*** Opening Records shown ***

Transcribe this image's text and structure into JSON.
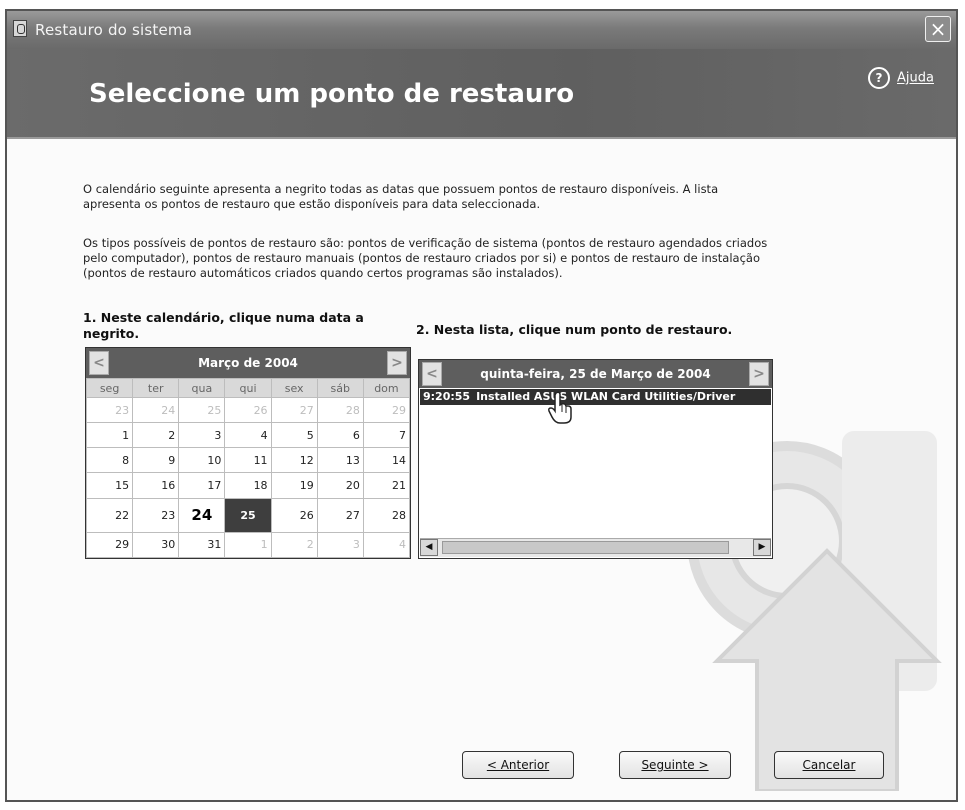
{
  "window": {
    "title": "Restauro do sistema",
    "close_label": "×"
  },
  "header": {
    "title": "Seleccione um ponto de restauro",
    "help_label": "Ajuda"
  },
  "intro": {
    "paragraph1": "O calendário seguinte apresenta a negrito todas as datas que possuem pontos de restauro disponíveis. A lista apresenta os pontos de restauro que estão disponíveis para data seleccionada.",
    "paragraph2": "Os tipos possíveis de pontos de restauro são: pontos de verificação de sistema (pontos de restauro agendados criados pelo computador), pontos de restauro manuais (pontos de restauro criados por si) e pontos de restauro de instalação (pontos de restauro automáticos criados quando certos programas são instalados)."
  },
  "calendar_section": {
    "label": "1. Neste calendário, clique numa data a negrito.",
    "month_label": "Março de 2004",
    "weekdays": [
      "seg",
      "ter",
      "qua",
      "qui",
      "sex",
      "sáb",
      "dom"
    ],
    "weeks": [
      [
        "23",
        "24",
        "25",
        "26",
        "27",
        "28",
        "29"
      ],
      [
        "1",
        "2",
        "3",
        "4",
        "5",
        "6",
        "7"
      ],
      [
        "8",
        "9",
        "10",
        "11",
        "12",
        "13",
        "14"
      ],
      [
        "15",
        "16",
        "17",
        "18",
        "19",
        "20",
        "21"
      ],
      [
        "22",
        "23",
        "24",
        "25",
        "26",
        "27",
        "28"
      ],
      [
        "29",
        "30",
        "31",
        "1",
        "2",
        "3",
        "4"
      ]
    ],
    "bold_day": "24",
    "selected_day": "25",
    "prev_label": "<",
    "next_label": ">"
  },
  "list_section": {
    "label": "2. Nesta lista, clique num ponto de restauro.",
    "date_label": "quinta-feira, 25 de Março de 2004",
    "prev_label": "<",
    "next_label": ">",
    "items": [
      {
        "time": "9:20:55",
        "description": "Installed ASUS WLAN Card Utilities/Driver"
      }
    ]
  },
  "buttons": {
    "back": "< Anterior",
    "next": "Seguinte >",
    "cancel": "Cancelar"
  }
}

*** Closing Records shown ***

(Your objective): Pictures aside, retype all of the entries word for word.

(Result for this exercise):
Transcribe this image's text and structure into JSON.
{
  "window": {
    "title": "Restauro do sistema",
    "close_label": "×"
  },
  "header": {
    "title": "Seleccione um ponto de restauro",
    "help_label": "Ajuda"
  },
  "intro": {
    "paragraph1": "O calendário seguinte apresenta a negrito todas as datas que possuem pontos de restauro disponíveis. A lista apresenta os pontos de restauro que estão disponíveis para data seleccionada.",
    "paragraph2": "Os tipos possíveis de pontos de restauro são: pontos de verificação de sistema (pontos de restauro agendados criados pelo computador), pontos de restauro manuais (pontos de restauro criados por si) e pontos de restauro de instalação (pontos de restauro automáticos criados quando certos programas são instalados)."
  },
  "calendar_section": {
    "label": "1. Neste calendário, clique numa data a negrito.",
    "month_label": "Março de 2004",
    "weekdays": [
      "seg",
      "ter",
      "qua",
      "qui",
      "sex",
      "sáb",
      "dom"
    ],
    "weeks": [
      [
        "23",
        "24",
        "25",
        "26",
        "27",
        "28",
        "29"
      ],
      [
        "1",
        "2",
        "3",
        "4",
        "5",
        "6",
        "7"
      ],
      [
        "8",
        "9",
        "10",
        "11",
        "12",
        "13",
        "14"
      ],
      [
        "15",
        "16",
        "17",
        "18",
        "19",
        "20",
        "21"
      ],
      [
        "22",
        "23",
        "24",
        "25",
        "26",
        "27",
        "28"
      ],
      [
        "29",
        "30",
        "31",
        "1",
        "2",
        "3",
        "4"
      ]
    ],
    "bold_day": "24",
    "selected_day": "25",
    "prev_label": "<",
    "next_label": ">"
  },
  "list_section": {
    "label": "2. Nesta lista, clique num ponto de restauro.",
    "date_label": "quinta-feira, 25 de Março de 2004",
    "prev_label": "<",
    "next_label": ">",
    "items": [
      {
        "time": "9:20:55",
        "description": "Installed ASUS WLAN Card Utilities/Driver"
      }
    ]
  },
  "buttons": {
    "back": "< Anterior",
    "next": "Seguinte >",
    "cancel": "Cancelar"
  }
}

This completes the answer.